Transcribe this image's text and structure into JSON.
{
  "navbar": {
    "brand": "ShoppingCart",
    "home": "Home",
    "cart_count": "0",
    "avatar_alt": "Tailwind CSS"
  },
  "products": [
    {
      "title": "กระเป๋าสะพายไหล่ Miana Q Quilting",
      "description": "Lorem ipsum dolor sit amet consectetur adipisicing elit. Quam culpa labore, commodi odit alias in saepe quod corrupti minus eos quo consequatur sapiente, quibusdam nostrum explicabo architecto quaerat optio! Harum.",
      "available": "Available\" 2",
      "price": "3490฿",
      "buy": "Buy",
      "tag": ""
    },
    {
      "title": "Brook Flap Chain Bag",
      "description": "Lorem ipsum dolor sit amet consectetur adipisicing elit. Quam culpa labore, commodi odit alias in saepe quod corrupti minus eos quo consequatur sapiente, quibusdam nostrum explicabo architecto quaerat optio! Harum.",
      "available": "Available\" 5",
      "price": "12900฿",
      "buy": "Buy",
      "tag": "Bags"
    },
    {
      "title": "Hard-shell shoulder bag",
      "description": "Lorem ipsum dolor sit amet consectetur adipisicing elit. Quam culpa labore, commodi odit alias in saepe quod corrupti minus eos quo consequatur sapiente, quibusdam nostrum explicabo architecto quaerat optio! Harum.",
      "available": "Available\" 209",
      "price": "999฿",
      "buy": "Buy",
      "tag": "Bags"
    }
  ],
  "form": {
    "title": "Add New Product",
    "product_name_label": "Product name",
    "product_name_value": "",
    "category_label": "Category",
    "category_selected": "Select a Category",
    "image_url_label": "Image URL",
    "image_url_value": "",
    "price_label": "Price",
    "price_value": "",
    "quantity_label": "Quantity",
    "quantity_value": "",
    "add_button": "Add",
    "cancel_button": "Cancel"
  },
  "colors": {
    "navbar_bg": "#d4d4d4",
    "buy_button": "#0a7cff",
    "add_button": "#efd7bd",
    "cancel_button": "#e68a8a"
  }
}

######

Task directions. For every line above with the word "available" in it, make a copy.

Answer for this exercise.
      "available": "Available\" 2",
      "available": "Available\" 5",
      "available": "Available\" 209",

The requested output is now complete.